 template parameter E. I don't understand what's going on here as E isn't
 submitted to the template - what type is E?
 […]
 typeof({ E a; return fun0(fun1(a)); }()) doIt(E)(E a)
 { […] }

doIt is a function template, so E will be deduced to be whatever type the passed argument is – you won't notice the extra »template layer« as E is automatically inferred from the argument. For better understanding, you might want to look at the definition like this: --- template composeImpl(fun...) { […] template doIt(E) { typeof({ E a; return fun0(fun1(a)); }()) doIt(E a) { […] } } } --- David

Thanks. That seems like a good way of mentally mapping template usage until it comes more naturally.
Mar 28 2011
parent David Nadlinger <see klickverbot.at> writes:
On 3/28/11 5:14 PM, simendsjo wrote:
 On 28.03.2011 17:07, David Nadlinger wrote:
 On 3/28/11 4:54 PM, simendsjo wrote:
 When running compose with two arguments, the implementation uses the
 template parameter E. I don't understand what's going on here as E isn't
 submitted to the template - what type is E?
 […]
 typeof({ E a; return fun0(fun1(a)); }()) doIt(E)(E a)
 { […] }

doIt is a function template, so E will be deduced to be whatever type the passed argument is – you won't notice the extra »template layer« as E is automatically inferred from the argument. For better understanding, you might want to look at the definition like this: --- template composeImpl(fun...) { […] template doIt(E) { typeof({ E a; return fun0(fun1(a)); }()) doIt(E a) { […] } } } --- David

Thanks. That seems like a good way of mentally mapping template usage until it comes more naturally.

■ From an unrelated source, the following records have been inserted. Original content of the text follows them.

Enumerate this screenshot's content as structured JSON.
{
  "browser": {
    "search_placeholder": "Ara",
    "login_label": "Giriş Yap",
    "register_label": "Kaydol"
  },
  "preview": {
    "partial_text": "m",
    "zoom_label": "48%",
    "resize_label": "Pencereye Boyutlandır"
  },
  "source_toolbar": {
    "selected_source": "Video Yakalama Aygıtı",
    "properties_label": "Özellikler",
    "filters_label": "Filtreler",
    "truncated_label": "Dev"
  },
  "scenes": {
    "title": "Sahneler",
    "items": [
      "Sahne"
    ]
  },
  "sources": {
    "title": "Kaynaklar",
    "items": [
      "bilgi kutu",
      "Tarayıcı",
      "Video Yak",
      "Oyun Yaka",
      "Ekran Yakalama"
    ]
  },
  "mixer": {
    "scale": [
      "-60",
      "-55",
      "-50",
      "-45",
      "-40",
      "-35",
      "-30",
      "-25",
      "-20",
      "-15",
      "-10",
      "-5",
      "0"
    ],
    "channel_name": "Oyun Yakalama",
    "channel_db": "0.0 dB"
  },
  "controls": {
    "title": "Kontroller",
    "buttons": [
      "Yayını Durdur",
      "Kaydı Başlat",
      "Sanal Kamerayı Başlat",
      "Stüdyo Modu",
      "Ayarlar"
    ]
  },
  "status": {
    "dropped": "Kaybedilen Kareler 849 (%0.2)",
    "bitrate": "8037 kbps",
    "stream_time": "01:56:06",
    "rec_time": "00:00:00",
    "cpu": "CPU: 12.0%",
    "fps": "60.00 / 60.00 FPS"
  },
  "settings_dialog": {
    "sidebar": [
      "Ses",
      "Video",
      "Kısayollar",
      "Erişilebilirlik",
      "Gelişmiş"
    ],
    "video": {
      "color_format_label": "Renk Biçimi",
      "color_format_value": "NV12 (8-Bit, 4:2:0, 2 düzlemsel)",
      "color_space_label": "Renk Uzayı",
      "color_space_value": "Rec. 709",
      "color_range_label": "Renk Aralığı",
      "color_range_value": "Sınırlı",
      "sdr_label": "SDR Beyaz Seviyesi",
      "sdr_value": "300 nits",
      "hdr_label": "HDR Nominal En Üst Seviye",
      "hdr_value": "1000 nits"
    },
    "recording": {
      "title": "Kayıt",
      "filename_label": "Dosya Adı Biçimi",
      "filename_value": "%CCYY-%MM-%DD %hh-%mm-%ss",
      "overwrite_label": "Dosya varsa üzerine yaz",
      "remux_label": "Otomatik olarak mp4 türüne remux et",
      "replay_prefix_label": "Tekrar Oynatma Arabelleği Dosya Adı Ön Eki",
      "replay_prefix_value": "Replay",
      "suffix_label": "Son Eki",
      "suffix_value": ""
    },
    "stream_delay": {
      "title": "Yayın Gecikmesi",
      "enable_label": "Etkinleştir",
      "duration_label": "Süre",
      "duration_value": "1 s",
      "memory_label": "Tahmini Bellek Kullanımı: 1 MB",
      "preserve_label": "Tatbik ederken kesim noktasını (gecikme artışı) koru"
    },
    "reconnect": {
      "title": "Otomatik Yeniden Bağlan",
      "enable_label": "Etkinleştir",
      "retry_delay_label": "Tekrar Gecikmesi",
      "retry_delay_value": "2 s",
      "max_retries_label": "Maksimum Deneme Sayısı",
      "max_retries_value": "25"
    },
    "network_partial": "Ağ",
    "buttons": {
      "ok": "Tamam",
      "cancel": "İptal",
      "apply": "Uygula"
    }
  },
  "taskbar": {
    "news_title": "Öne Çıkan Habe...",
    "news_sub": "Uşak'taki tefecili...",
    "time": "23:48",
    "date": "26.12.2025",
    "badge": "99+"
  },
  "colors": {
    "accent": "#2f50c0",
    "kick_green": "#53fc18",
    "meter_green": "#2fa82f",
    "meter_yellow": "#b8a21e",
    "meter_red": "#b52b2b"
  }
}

Even more, due to the eponymous template »trick«, there is almost no difference between the forms – with the important exception being that function templates enjoy IFTI (implicit function template instantiation), the feature which allows you to omit the type parameter(s) if it can be deduced from the arguments. David
Mar 28 2011